As my children are growing up, I’d like them to explore their preferences and create their own identities, and not just follow the herd. However, as they are exposed to mass media and the general public, it appears it is not very easy to find your own “style”. Having boy-girl twins meant that our household was not limited to gender-specific toys or colors; they had to share everything. We were also very strict in limiting their exposure to TV or tablets for at least the first three years of their lives. As I observed them in their play time and as they developed their likes and dislikes, I noticed that at some point, they started deviating into specific behavioral patterns. Despite the limited exposure to any form of media during those early years, my son developed a love for wheels, and my daughter took on the role of caretaker and a homemaker. I, therefore, believe that these are traits that are inherent and we are all wired up a certain way from birth.

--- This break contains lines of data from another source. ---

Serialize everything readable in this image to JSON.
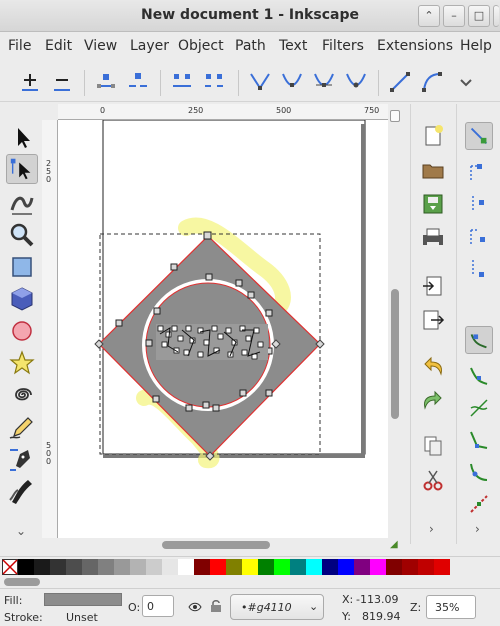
{
  "window": {
    "title": "New document 1 - Inkscape",
    "buttons": [
      "chevron-up",
      "minimize",
      "maximize",
      "close"
    ]
  },
  "menu": [
    "File",
    "Edit",
    "View",
    "Layer",
    "Object",
    "Path",
    "Text",
    "Filters",
    "Extensions",
    "Help"
  ],
  "node_toolbar": {
    "buttons": [
      "insert-node",
      "delete-node",
      "join-nodes",
      "break-path",
      "join-endnodes-segment",
      "delete-segment",
      "make-cusp",
      "make-smooth",
      "make-symmetric",
      "make-auto-smooth",
      "make-line",
      "make-curve"
    ],
    "overflow": "chevron-down-icon"
  },
  "tools": [
    "selector",
    "node",
    "tweak",
    "zoom",
    "rectangle",
    "3d-box",
    "ellipse",
    "star",
    "spiral",
    "pencil",
    "pen",
    "calligraphy"
  ],
  "active_tool": "node",
  "ruler": {
    "top_labels": [
      "0",
      "250",
      "500",
      "750"
    ],
    "left_labels": [
      "2\n5\n0",
      "5\n0\n0"
    ]
  },
  "commands": [
    "new",
    "open",
    "save",
    "print",
    "import",
    "export",
    "undo",
    "redo",
    "copy",
    "cut"
  ],
  "snap": [
    "snap-enable",
    "snap-bbox",
    "snap-bbox-edge",
    "snap-bbox-corner",
    "snap-bbox-midpoint",
    "snap-nodes",
    "snap-path",
    "snap-path-intersection",
    "snap-cusp",
    "snap-smooth",
    "snap-midpoint",
    "snap-center"
  ],
  "palette": {
    "colors": [
      "#000000",
      "#1a1a1a",
      "#333333",
      "#4d4d4d",
      "#666666",
      "#808080",
      "#999999",
      "#b3b3b3",
      "#cccccc",
      "#e6e6e6",
      "#ffffff",
      "#800000",
      "#ff0000",
      "#808000",
      "#ffff00",
      "#008000",
      "#00ff00",
      "#008080",
      "#00ffff",
      "#000080",
      "#0000ff",
      "#800080",
      "#ff00ff",
      "#800000",
      "#a00000",
      "#c00000",
      "#e00000"
    ]
  },
  "status": {
    "fill_label": "Fill:",
    "fill_color": "#8c8c8c",
    "stroke_label": "Stroke:",
    "stroke_value": "Unset",
    "opacity_label": "O:",
    "opacity_value": "0",
    "layer_value": "•#g4110",
    "x_label": "X:",
    "x_value": "-113.09",
    "y_label": "Y:",
    "y_value": "819.94",
    "zoom_label": "Z:",
    "zoom_value": "35%"
  }
}
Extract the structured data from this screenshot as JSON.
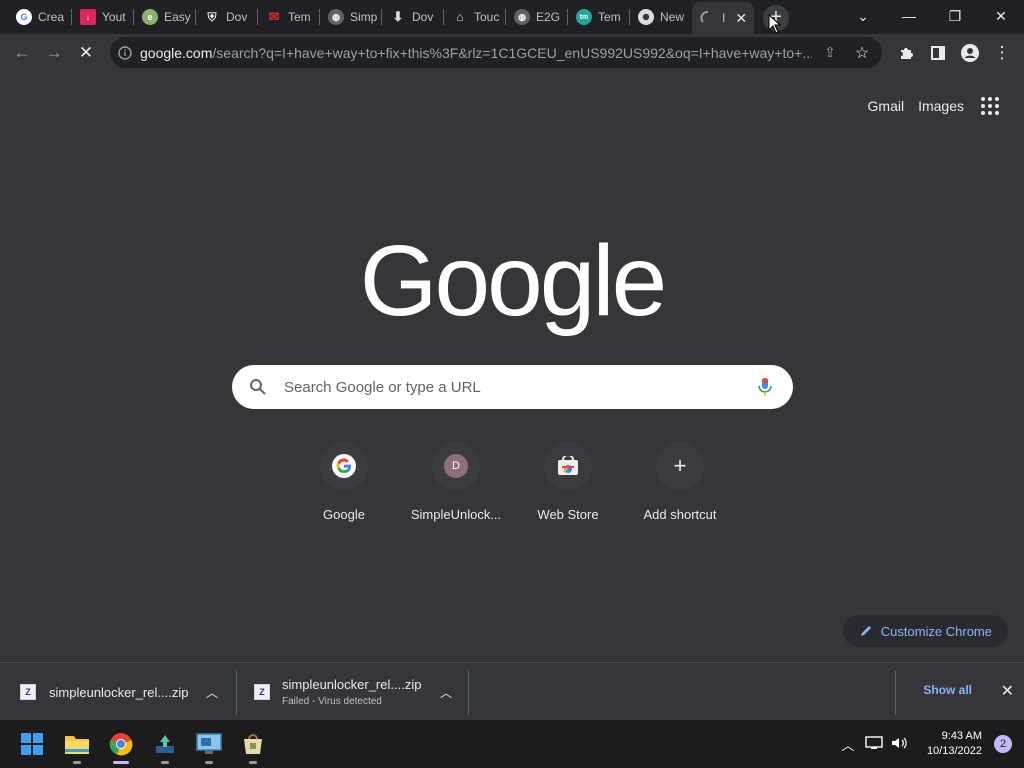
{
  "tabs": [
    {
      "title": "Crea",
      "icon": "google-icon",
      "color": "#ffffff"
    },
    {
      "title": "Yout",
      "icon": "download-red-icon",
      "color": "#e0245e"
    },
    {
      "title": "Easy",
      "icon": "easy-icon",
      "color": "#8bb26a"
    },
    {
      "title": "Dov",
      "icon": "shield-icon",
      "color": "#dadce0"
    },
    {
      "title": "Tem",
      "icon": "mail-icon",
      "color": "#d93025"
    },
    {
      "title": "Simp",
      "icon": "globe-icon",
      "color": "#9aa0a6"
    },
    {
      "title": "Dov",
      "icon": "download-icon",
      "color": "#dadce0"
    },
    {
      "title": "Touc",
      "icon": "store-icon",
      "color": "#dadce0"
    },
    {
      "title": "E2G",
      "icon": "globe-icon",
      "color": "#9aa0a6"
    },
    {
      "title": "Tem",
      "icon": "tem-icon",
      "color": "#26a69a"
    },
    {
      "title": "New",
      "icon": "chrome-icon",
      "color": "#dadce0"
    },
    {
      "title": "I",
      "icon": "loading-icon",
      "color": "#9aa0a6",
      "active": true
    }
  ],
  "omnibox": {
    "url_host": "google.com",
    "url_path": "/search?q=I+have+way+to+fix+this%3F&rlz=1C1GCEU_enUS992US992&oq=I+have+way+to+..."
  },
  "page": {
    "gmail_label": "Gmail",
    "images_label": "Images",
    "logo_text": "Google",
    "search_placeholder": "Search Google or type a URL",
    "shortcuts": [
      {
        "label": "Google",
        "icon": "google-icon"
      },
      {
        "label": "SimpleUnlock...",
        "icon": "letter-avatar-icon",
        "letter": "D"
      },
      {
        "label": "Web Store",
        "icon": "web-store-icon"
      },
      {
        "label": "Add shortcut",
        "icon": "plus-icon"
      }
    ],
    "customize_label": "Customize Chrome"
  },
  "downloads": {
    "items": [
      {
        "name": "simpleunlocker_rel....zip",
        "status": ""
      },
      {
        "name": "simpleunlocker_rel....zip",
        "status": "Failed - Virus detected"
      }
    ],
    "show_all_label": "Show all"
  },
  "taskbar": {
    "time": "9:43 AM",
    "date": "10/13/2022",
    "notification_count": "2"
  },
  "colors": {
    "accent_blue": "#8ab4f8",
    "page_bg": "#35363a",
    "chrome_bg": "#202124"
  }
}
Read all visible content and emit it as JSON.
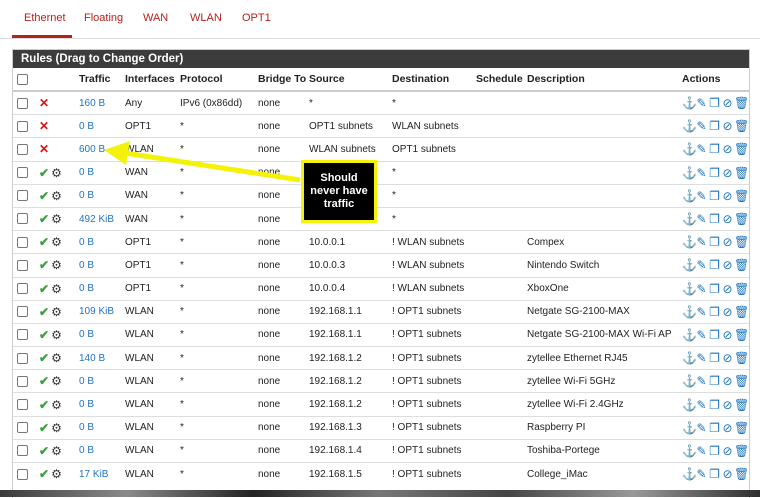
{
  "tabs": [
    "Ethernet",
    "Floating",
    "WAN",
    "WLAN",
    "OPT1"
  ],
  "panel_title": "Rules (Drag to Change Order)",
  "columns": [
    "Traffic",
    "Interfaces",
    "Protocol",
    "Bridge To",
    "Source",
    "Destination",
    "Schedule",
    "Description",
    "Actions"
  ],
  "rows": [
    {
      "status": "blocked",
      "traffic": "160 B",
      "iface": "Any",
      "proto": "IPv6 (0x86dd)",
      "bridge": "none",
      "source": "*",
      "dest": "*",
      "schedule": "",
      "desc": ""
    },
    {
      "status": "blocked",
      "traffic": "0 B",
      "iface": "OPT1",
      "proto": "*",
      "bridge": "none",
      "source": "OPT1 subnets",
      "dest": "WLAN subnets",
      "schedule": "",
      "desc": ""
    },
    {
      "status": "blocked",
      "traffic": "600 B",
      "iface": "WLAN",
      "proto": "*",
      "bridge": "none",
      "source": "WLAN subnets",
      "dest": "OPT1 subnets",
      "schedule": "",
      "desc": ""
    },
    {
      "status": "pass",
      "traffic": "0 B",
      "iface": "WAN",
      "proto": "*",
      "bridge": "none",
      "source": "*",
      "dest": "*",
      "schedule": "",
      "desc": ""
    },
    {
      "status": "pass",
      "traffic": "0 B",
      "iface": "WAN",
      "proto": "*",
      "bridge": "none",
      "source": "*",
      "dest": "*",
      "schedule": "",
      "desc": ""
    },
    {
      "status": "pass",
      "traffic": "492 KiB",
      "iface": "WAN",
      "proto": "*",
      "bridge": "none",
      "source": "*",
      "dest": "*",
      "schedule": "",
      "desc": ""
    },
    {
      "status": "pass",
      "traffic": "0 B",
      "iface": "OPT1",
      "proto": "*",
      "bridge": "none",
      "source": "10.0.0.1",
      "dest": "! WLAN subnets",
      "schedule": "",
      "desc": "Compex"
    },
    {
      "status": "pass",
      "traffic": "0 B",
      "iface": "OPT1",
      "proto": "*",
      "bridge": "none",
      "source": "10.0.0.3",
      "dest": "! WLAN subnets",
      "schedule": "",
      "desc": "Nintendo Switch"
    },
    {
      "status": "pass",
      "traffic": "0 B",
      "iface": "OPT1",
      "proto": "*",
      "bridge": "none",
      "source": "10.0.0.4",
      "dest": "! WLAN subnets",
      "schedule": "",
      "desc": "XboxOne"
    },
    {
      "status": "pass",
      "traffic": "109 KiB",
      "iface": "WLAN",
      "proto": "*",
      "bridge": "none",
      "source": "192.168.1.1",
      "dest": "! OPT1 subnets",
      "schedule": "",
      "desc": "Netgate SG-2100-MAX"
    },
    {
      "status": "pass",
      "traffic": "0 B",
      "iface": "WLAN",
      "proto": "*",
      "bridge": "none",
      "source": "192.168.1.1",
      "dest": "! OPT1 subnets",
      "schedule": "",
      "desc": "Netgate SG-2100-MAX Wi-Fi AP"
    },
    {
      "status": "pass",
      "traffic": "140 B",
      "iface": "WLAN",
      "proto": "*",
      "bridge": "none",
      "source": "192.168.1.2",
      "dest": "! OPT1 subnets",
      "schedule": "",
      "desc": "zytellee Ethernet RJ45"
    },
    {
      "status": "pass",
      "traffic": "0 B",
      "iface": "WLAN",
      "proto": "*",
      "bridge": "none",
      "source": "192.168.1.2",
      "dest": "! OPT1 subnets",
      "schedule": "",
      "desc": "zytellee Wi-Fi 5GHz"
    },
    {
      "status": "pass",
      "traffic": "0 B",
      "iface": "WLAN",
      "proto": "*",
      "bridge": "none",
      "source": "192.168.1.2",
      "dest": "! OPT1 subnets",
      "schedule": "",
      "desc": "zytellee Wi-Fi 2.4GHz"
    },
    {
      "status": "pass",
      "traffic": "0 B",
      "iface": "WLAN",
      "proto": "*",
      "bridge": "none",
      "source": "192.168.1.3",
      "dest": "! OPT1 subnets",
      "schedule": "",
      "desc": "Raspberry PI"
    },
    {
      "status": "pass",
      "traffic": "0 B",
      "iface": "WLAN",
      "proto": "*",
      "bridge": "none",
      "source": "192.168.1.4",
      "dest": "! OPT1 subnets",
      "schedule": "",
      "desc": "Toshiba-Portege"
    },
    {
      "status": "pass",
      "traffic": "17 KiB",
      "iface": "WLAN",
      "proto": "*",
      "bridge": "none",
      "source": "192.168.1.5",
      "dest": "! OPT1 subnets",
      "schedule": "",
      "desc": "College_iMac"
    }
  ],
  "callout": "Should never have traffic",
  "colors": {
    "accent": "#b2231e",
    "link": "#1e73be",
    "header_bg": "#3c3c3c",
    "callout_border": "#f5f20a"
  },
  "icons": {
    "blocked": "close-icon",
    "pass": "check-icon",
    "settings": "gear-icon",
    "actions": [
      "anchor-icon",
      "edit-icon",
      "copy-icon",
      "disable-icon",
      "trash-icon"
    ]
  }
}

I believe it is important to treat our children equally and allow them to explore their surroundings and develop into who they want to be. Should they genuinely carry the typical masculine and feminine traits, then that is all well and good. However, the “back to school” shopping spree was also an eye-opening experience as I got to see just how much is being fed to us without us realizing. It has become a norm for little girls to idolize princesses and boys to superheroes. Therefore, it is important to be able to distinguish between a child’s inherent traits and the external factors that are influencing them.

Another example is my nephew who enjoys playing “kitchen” when he comes over to our house. However, when we wanted to get him his own playset, we noticed how difficult it was to find one that is gender neutral that a boy could also play with. Most of the kitchen play sets in the market are either pink or are adorned with Barbie or Hello Kitty. With such limited options available, this will naturally drive children towards the gender segregated toys that are being marketed to them.

It is important to have toys and school accessories in a wide variety of colors and themes that children can identify with. Parents and schools can play a major part in ensuring that children are exposed to different options, but retail sectors, both private and government, also need to be wary of this and set an example. They need to collaborate to ensure that nongender specific items are also being pushed in the market, and not just endorse the traditional stereotype. Without this support and with this current bombardment of pink and blue colors that we are perhaps all guilty of feeding into, it is inevitable that this trend will continue, and our children will only grow in these narrow and defined roles created for them.